Crust pizza franchisee heads to court for alleged staff underpayment

Credit: Crust Gourmet Pizza bar

Legal action has commenced against a Melbourne franchisee of Crust Gourmet Pizza Bar for allegedly short-changing seven workers a total of $35,725.

The claim was brought against the Cheltenham Crust outlet, owned by Desire Food Pty Ltd, and company director and part-owner Chern Ming 'Rick' Lee, after an employee contacted the Fair Work Ombudsman for help.

After an investigation, the inspectors allege that this employee was underpaid a total of $30,416 over a three year period running from October 2013 to May 2016 due failing to pay minimum ordinary hourly rates, casual loadings, annual leave entitlements, a special clothing allowance and penalty rates.

The investigation also revealed several other alleged breaches of workplace law involving six other employees, and involved underpayments ranging from $20 to $2,481 between May and August 2017. 

When asked to provide documentation, the Fair Work Ombudsman alleges that Desire Food and Lee provided inspectors with false and misleading records that showed employees had been paid higher rates than they actually had.

The workers had been employed as either delivery drivers or pizza makers, and three were living in Australia on student visas.

“The Fair Work Ombudsman has taken a fast food franchisee to court today because we have a strong focus on protecting the workplace rights of vulnerable workers in Australia," said Fair Work Ombudsman Sandra Parker.

“We are conscious that age, language and cultural barriers, a lack of awareness about workplace entitlements and a reluctance to complain can create difficulties for some workers.

“More broadly, it is a priority for the Fair Work Ombudsman to ensure that fast food, restaurant and cafe workers receive their correct wages and entitlements.

“Improving workplace compliance across the sector will help to eliminate the unfair competitive advantage gained by employers who underpay staff.“

If found in breach of Australian workplace law, Desire Food faces penalties of up to $63,000 per contravention while Lee faces penalties of up to $12,600 per contravention.

The Fair Work Ombudsmam is also seeking court orders for Desire Food to commission and report on an audit of its compliance with workplace laws, and undertake workplace relations training for managers.

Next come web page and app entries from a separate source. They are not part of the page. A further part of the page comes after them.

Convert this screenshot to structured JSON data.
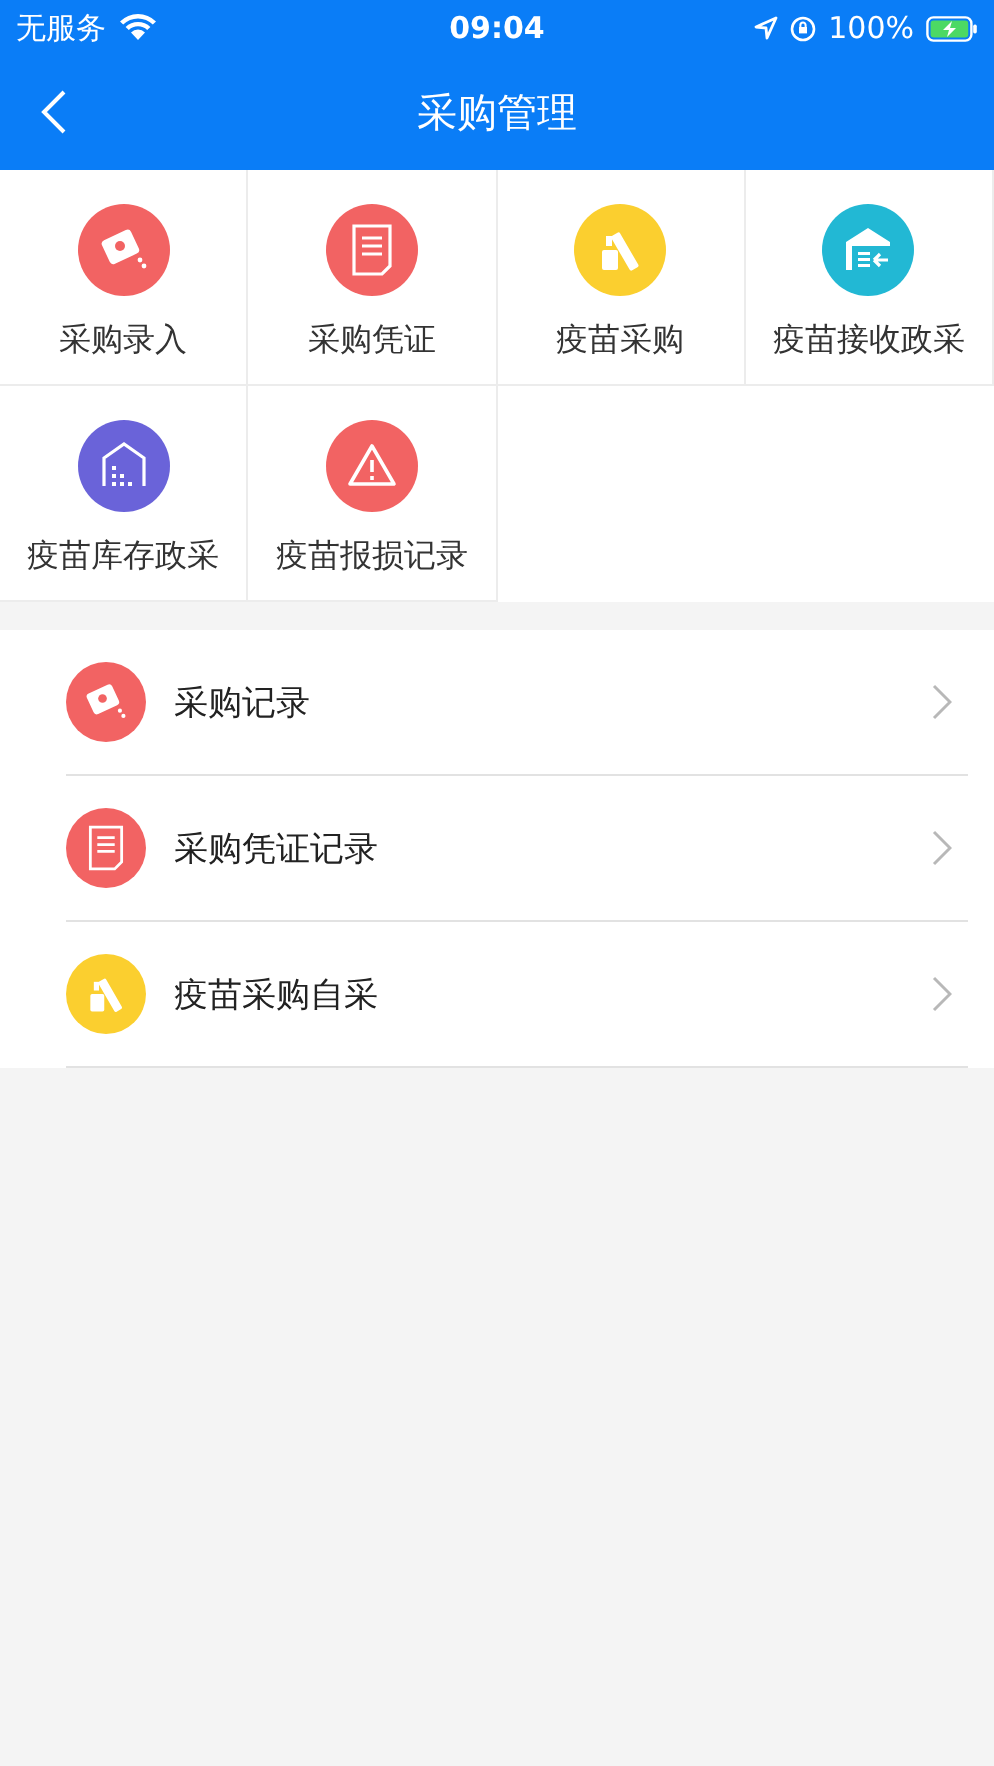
{
  "status_bar": {
    "carrier": "无服务",
    "time": "09:04",
    "battery": "100%"
  },
  "nav": {
    "title": "采购管理"
  },
  "grid": [
    {
      "label": "采购录入",
      "kind": "bag",
      "color": "#f26363"
    },
    {
      "label": "采购凭证",
      "kind": "document",
      "color": "#f26363"
    },
    {
      "label": "疫苗采购",
      "kind": "vaccine",
      "color": "#fbcf2f"
    },
    {
      "label": "疫苗接收政采",
      "kind": "warehouse",
      "color": "#22b8d4"
    },
    {
      "label": "疫苗库存政采",
      "kind": "house",
      "color": "#6a63d9"
    },
    {
      "label": "疫苗报损记录",
      "kind": "warning",
      "color": "#f26363"
    }
  ],
  "list": [
    {
      "label": "采购记录",
      "kind": "bag",
      "color": "#f26363"
    },
    {
      "label": "采购凭证记录",
      "kind": "document",
      "color": "#f26363"
    },
    {
      "label": "疫苗采购自采",
      "kind": "vaccine",
      "color": "#fbcf2f"
    }
  ]
}
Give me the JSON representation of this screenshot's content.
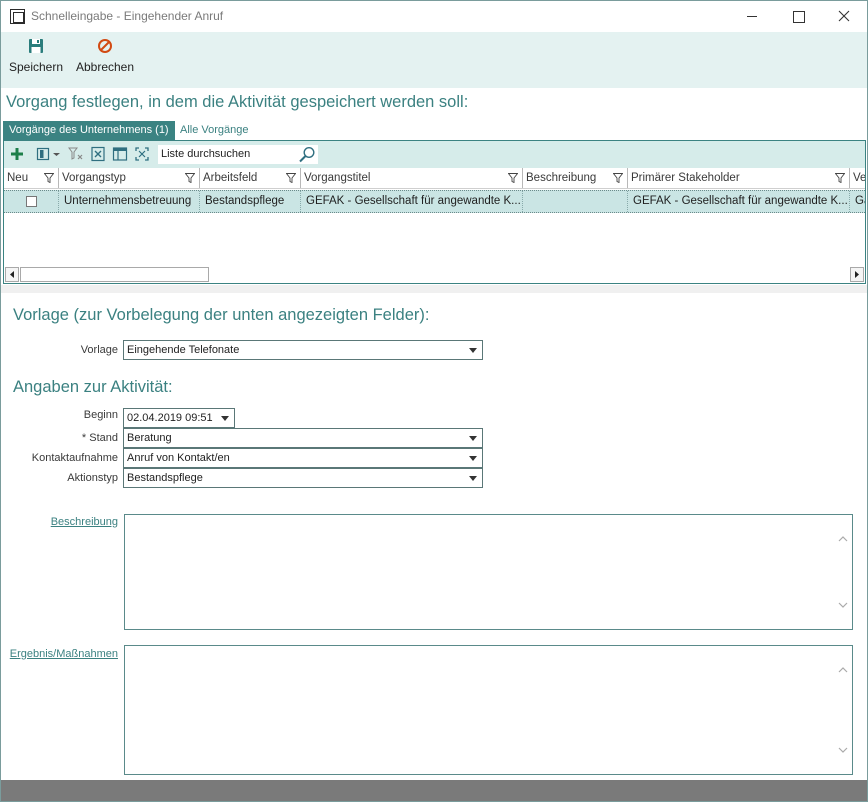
{
  "window": {
    "title": "Schnelleingabe - Eingehender Anruf"
  },
  "toolbar": {
    "save_label": "Speichern",
    "cancel_label": "Abbrechen"
  },
  "heading_process": "Vorgang festlegen, in dem die Aktivität gespeichert werden soll:",
  "tabs": [
    {
      "label": "Vorgänge des Unternehmens (1)",
      "active": true
    },
    {
      "label": "Alle Vorgänge",
      "active": false
    }
  ],
  "grid": {
    "search_placeholder": "Liste durchsuchen",
    "columns": [
      "Neu",
      "Vorgangstyp",
      "Arbeitsfeld",
      "Vorgangstitel",
      "Beschreibung",
      "Primärer Stakeholder",
      "Ve"
    ],
    "rows": [
      {
        "neu": false,
        "vorgangstyp": "Unternehmensbetreuung",
        "arbeitsfeld": "Bestandspflege",
        "vorgangstitel": "GEFAK - Gesellschaft für angewandte K...",
        "beschreibung": "",
        "stakeholder": "GEFAK - Gesellschaft für angewandte K...",
        "ve": "Ga"
      }
    ]
  },
  "template_section": {
    "heading": "Vorlage (zur Vorbelegung der unten angezeigten Felder):",
    "label": "Vorlage",
    "value": "Eingehende Telefonate"
  },
  "activity_section": {
    "heading": "Angaben zur Aktivität:",
    "fields": {
      "beginn": {
        "label": "Beginn",
        "value": "02.04.2019 09:51"
      },
      "stand": {
        "label": "* Stand",
        "value": "Beratung"
      },
      "kontakt": {
        "label": "Kontaktaufnahme",
        "value": "Anruf von Kontakt/en"
      },
      "aktionstyp": {
        "label": "Aktionstyp",
        "value": "Bestandspflege"
      }
    },
    "beschreibung_label": "Beschreibung",
    "ergebnis_label": "Ergebnis/Maßnahmen"
  },
  "colors": {
    "accent": "#3b8382",
    "toolbar_bg": "#e4f2f1",
    "selected_row": "#cae5e4",
    "heading": "#3b8181",
    "save_icon": "#2a7d7c",
    "cancel_icon": "#d24a12"
  },
  "icons": [
    "app-window-icon",
    "save-icon",
    "cancel-icon",
    "add-icon",
    "columns-icon",
    "clear-filter-icon",
    "excel-export-icon",
    "layout-icon",
    "fit-icon",
    "search-icon",
    "filter-icon"
  ]
}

For more information or assistance, please visit fairwork.gov.au or call the Fair Work Infoline on 13 13 94.